§ **Working data**:
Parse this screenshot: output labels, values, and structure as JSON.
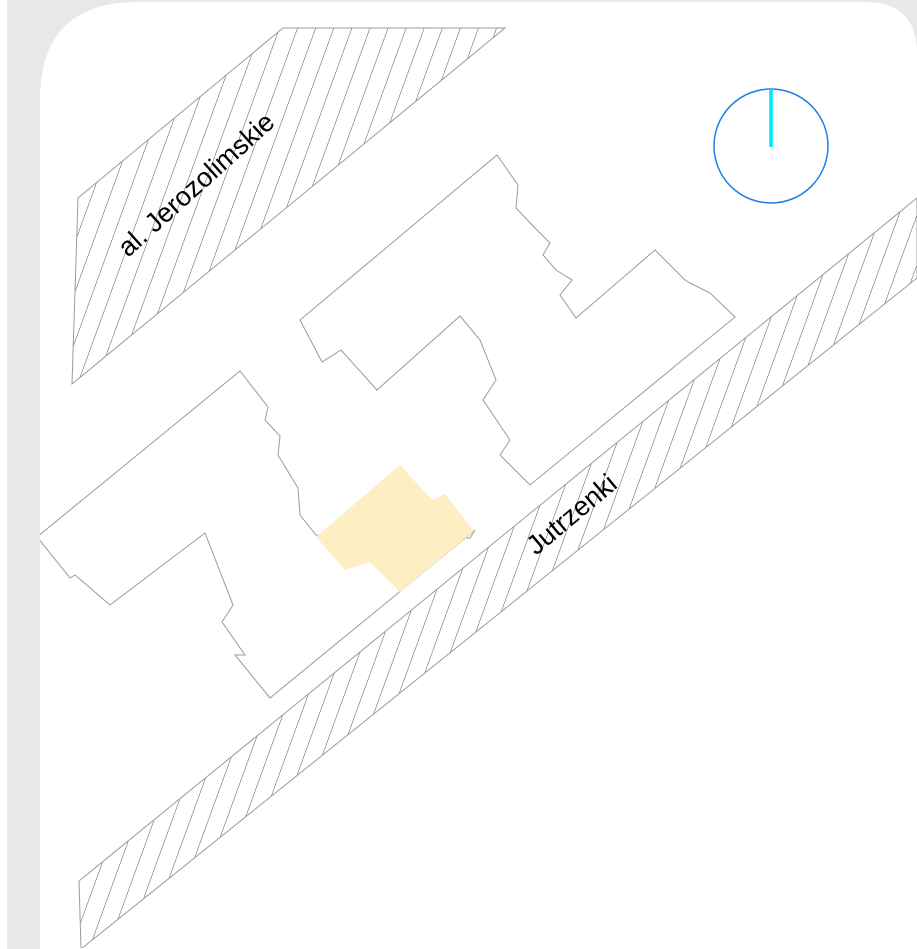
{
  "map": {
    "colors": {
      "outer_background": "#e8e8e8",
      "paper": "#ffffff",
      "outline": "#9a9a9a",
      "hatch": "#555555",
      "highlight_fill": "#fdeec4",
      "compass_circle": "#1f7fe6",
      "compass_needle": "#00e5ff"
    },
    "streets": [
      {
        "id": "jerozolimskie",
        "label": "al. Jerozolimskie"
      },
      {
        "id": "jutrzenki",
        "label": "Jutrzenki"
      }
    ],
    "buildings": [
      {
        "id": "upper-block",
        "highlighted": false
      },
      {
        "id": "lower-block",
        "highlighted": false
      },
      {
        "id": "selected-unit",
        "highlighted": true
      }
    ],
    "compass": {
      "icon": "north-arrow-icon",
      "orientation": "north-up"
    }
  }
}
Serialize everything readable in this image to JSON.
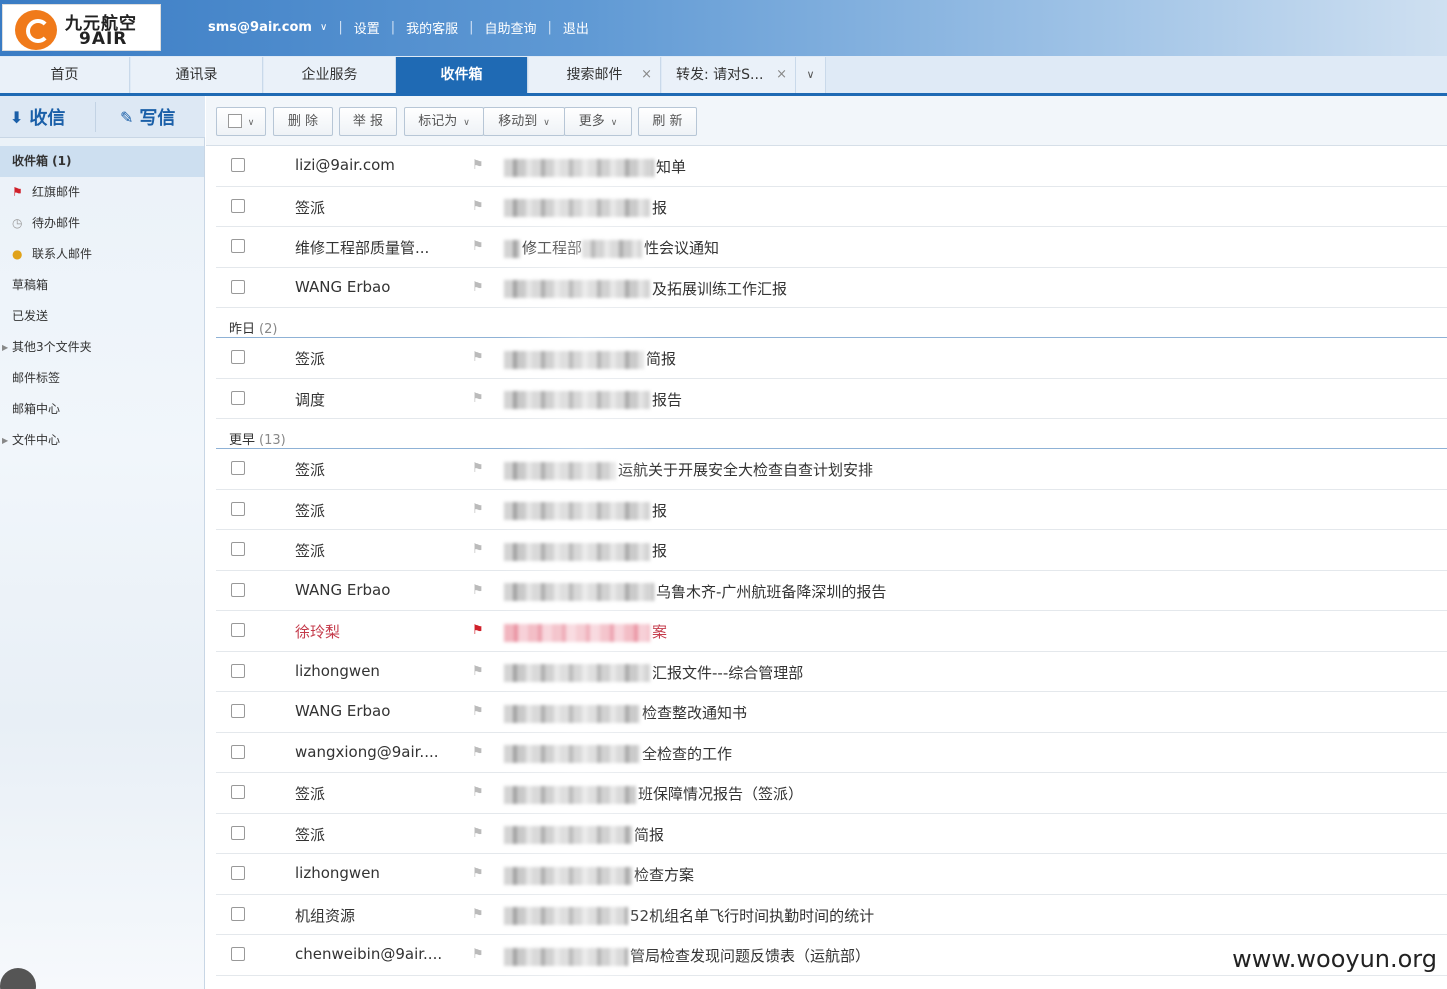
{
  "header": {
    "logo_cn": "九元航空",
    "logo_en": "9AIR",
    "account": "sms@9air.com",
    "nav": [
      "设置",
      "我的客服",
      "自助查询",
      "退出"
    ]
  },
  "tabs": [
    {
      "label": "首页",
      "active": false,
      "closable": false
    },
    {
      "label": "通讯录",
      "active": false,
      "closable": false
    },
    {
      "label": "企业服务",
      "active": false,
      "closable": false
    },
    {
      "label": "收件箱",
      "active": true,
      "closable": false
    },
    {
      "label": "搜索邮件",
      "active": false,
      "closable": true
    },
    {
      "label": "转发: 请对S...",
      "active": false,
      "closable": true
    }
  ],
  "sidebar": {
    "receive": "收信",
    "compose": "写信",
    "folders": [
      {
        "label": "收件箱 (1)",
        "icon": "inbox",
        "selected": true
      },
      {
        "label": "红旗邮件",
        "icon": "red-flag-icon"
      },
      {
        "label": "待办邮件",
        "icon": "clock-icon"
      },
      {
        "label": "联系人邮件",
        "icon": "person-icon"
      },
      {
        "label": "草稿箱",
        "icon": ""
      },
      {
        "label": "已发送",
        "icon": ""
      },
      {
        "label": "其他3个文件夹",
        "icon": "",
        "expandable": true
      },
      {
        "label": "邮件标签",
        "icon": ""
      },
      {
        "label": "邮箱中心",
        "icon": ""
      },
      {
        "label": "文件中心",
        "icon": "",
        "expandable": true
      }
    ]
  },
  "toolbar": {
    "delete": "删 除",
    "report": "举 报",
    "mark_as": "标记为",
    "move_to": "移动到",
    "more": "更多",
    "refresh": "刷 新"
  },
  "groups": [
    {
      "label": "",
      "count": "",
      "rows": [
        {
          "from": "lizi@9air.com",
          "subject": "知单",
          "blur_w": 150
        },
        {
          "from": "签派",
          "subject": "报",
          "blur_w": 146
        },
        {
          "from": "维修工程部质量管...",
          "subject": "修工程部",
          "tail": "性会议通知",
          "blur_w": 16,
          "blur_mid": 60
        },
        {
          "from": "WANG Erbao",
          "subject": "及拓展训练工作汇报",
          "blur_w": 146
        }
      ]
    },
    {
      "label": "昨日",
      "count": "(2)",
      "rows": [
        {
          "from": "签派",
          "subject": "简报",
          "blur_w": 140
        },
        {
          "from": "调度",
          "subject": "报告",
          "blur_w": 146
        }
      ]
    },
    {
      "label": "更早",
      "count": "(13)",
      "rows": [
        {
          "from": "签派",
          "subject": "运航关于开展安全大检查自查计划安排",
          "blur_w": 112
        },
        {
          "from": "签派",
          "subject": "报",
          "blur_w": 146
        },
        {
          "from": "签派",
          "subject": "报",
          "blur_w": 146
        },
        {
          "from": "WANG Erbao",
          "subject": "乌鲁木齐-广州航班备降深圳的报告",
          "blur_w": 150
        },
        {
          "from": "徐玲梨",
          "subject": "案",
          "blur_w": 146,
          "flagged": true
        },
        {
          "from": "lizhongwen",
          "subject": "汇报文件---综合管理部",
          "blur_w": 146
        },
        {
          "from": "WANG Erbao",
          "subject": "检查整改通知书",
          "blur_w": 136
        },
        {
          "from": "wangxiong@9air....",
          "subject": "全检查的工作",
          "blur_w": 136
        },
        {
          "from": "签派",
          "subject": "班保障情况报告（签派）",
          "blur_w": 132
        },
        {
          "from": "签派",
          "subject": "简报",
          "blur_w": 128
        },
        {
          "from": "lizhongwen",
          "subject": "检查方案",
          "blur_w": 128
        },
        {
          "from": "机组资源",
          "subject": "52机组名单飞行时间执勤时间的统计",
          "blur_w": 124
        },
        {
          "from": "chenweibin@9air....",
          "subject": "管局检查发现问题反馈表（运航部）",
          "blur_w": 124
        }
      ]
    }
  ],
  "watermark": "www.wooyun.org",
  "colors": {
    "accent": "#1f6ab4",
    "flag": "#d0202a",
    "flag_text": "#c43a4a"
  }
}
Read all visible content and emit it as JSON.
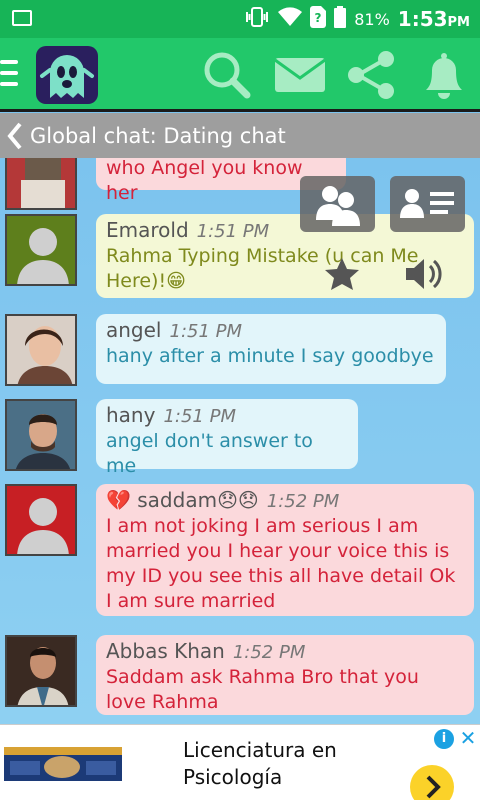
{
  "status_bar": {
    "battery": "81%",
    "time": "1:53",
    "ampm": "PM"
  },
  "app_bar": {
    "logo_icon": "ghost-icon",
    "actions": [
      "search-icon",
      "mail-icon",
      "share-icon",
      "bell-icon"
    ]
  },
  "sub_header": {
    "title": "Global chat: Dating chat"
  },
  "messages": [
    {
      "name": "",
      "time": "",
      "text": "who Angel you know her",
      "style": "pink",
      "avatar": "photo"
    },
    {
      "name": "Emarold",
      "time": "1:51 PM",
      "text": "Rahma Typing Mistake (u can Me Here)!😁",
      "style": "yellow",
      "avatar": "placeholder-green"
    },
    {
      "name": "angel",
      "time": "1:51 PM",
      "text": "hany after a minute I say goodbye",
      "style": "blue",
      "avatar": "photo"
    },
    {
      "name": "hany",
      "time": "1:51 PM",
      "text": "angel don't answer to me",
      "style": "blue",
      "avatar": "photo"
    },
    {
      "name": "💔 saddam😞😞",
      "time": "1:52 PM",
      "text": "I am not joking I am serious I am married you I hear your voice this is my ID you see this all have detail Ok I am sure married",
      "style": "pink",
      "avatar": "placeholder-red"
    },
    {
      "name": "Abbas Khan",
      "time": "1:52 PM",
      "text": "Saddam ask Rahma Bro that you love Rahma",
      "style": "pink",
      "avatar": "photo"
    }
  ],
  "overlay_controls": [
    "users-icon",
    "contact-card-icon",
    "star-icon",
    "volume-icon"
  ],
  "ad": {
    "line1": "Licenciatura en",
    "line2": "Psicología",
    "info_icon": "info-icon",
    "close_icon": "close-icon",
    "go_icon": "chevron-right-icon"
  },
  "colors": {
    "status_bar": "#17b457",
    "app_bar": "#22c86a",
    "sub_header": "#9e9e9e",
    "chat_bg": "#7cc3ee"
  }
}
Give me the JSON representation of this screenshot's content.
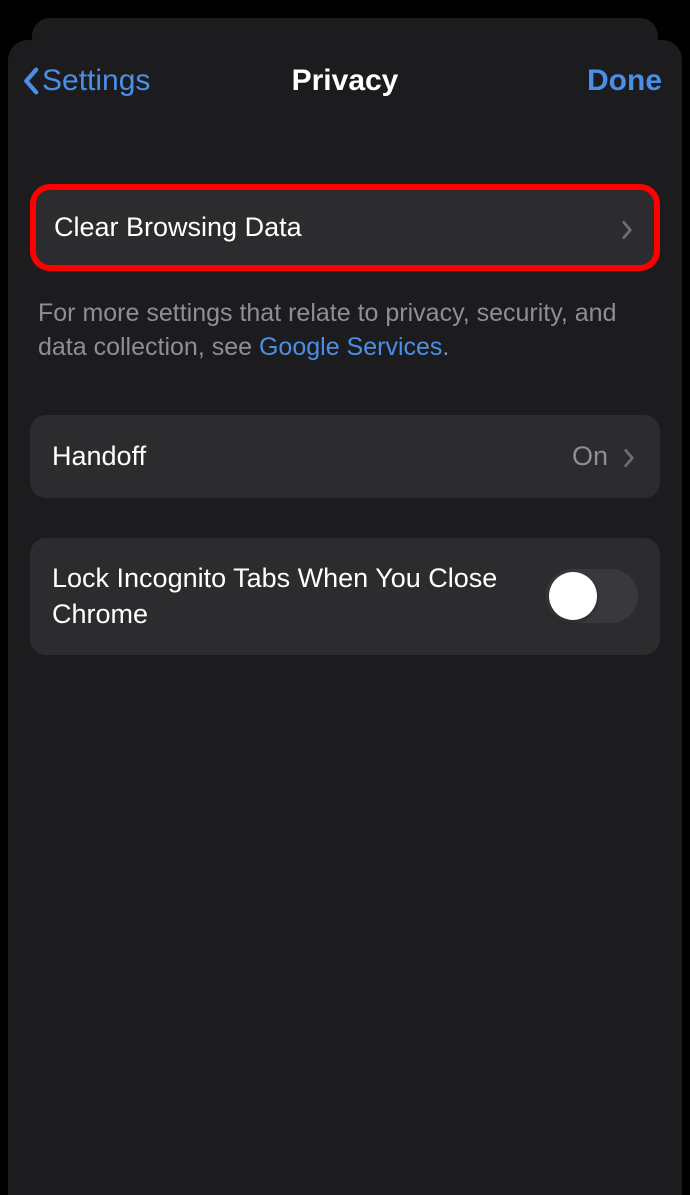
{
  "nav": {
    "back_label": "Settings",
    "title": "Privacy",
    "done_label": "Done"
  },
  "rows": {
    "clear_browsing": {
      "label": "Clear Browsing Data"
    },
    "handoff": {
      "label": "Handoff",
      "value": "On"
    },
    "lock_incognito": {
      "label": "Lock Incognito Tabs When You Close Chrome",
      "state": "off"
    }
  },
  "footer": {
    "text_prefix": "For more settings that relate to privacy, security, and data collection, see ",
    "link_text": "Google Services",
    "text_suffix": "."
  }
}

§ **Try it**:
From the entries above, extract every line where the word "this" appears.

§ **Exercise output**:
Parse this screenshot: output labels, values, and structure as JSON.
Serialize everything readable in this image to JSON.
      "text": "I am not joking I am serious I am married you I hear your voice this is my ID you see this all have detail Ok I am sure married",
Give me the JSON representation of this screenshot's content.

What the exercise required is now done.